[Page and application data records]
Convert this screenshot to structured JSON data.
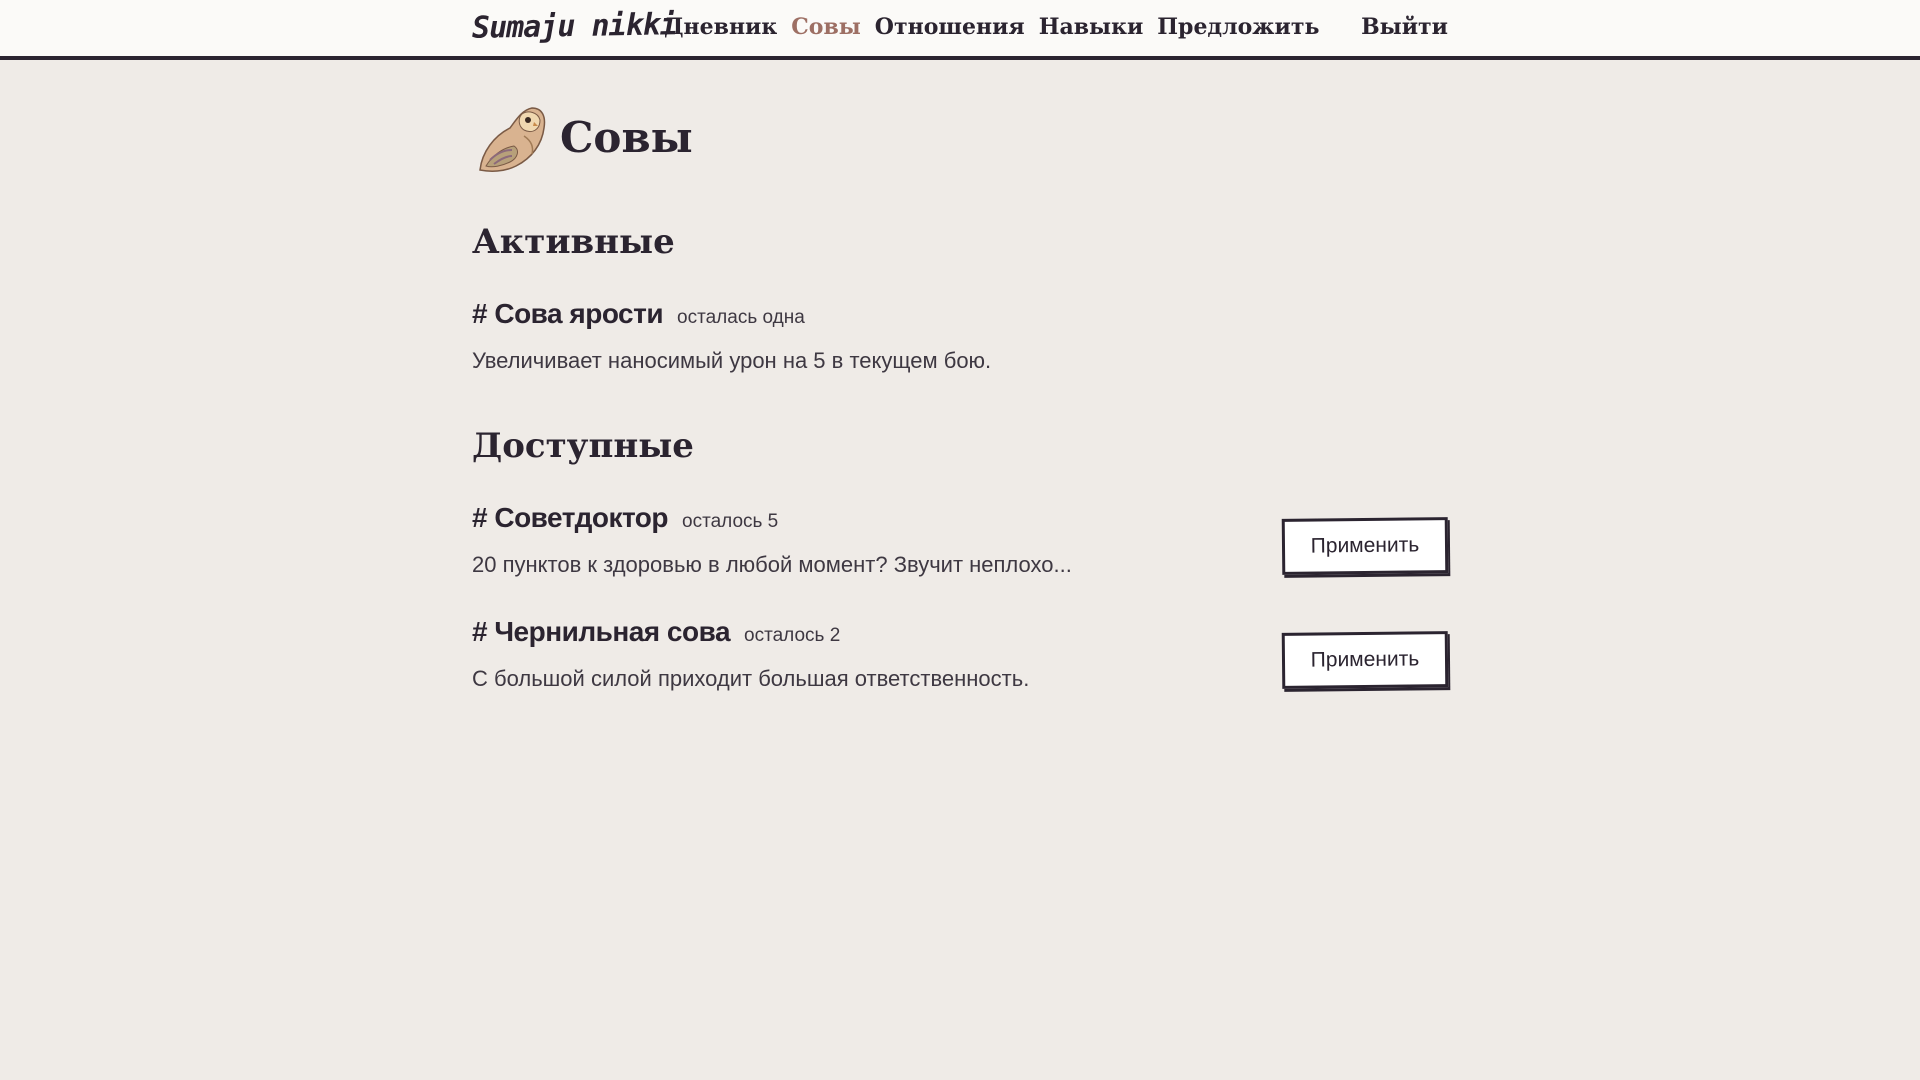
{
  "header": {
    "brand": "Sumaju nikki",
    "nav": [
      "Дневник",
      "Совы",
      "Отношения",
      "Навыки",
      "Предложить"
    ],
    "active_nav": "Совы",
    "logout": "Выйти"
  },
  "page": {
    "title": "Совы",
    "icon": "owl-icon"
  },
  "active_section": {
    "title": "Активные",
    "items": [
      {
        "name": "# Сова ярости",
        "count": "осталась одна",
        "description": "Увеличивает наносимый урон на 5 в текущем бою."
      }
    ]
  },
  "available_section": {
    "title": "Доступные",
    "items": [
      {
        "name": "# Советдоктор",
        "count": "осталось 5",
        "description": "20 пунктов к здоровью в любой момент? Звучит неплохо...",
        "button": "Применить"
      },
      {
        "name": "# Чернильная сова",
        "count": "осталось 2",
        "description": "С большой силой приходит большая ответственность.",
        "button": "Применить"
      }
    ]
  },
  "colors": {
    "background": "#efebe7",
    "header_bg": "#fbfaf8",
    "text": "#2b2430",
    "accent": "#9d6f64"
  }
}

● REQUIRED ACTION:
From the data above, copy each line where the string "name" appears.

● SOLUTION:
        "name": "# Сова ярости",
        "name": "# Советдоктор",
        "name": "# Чернильная сова",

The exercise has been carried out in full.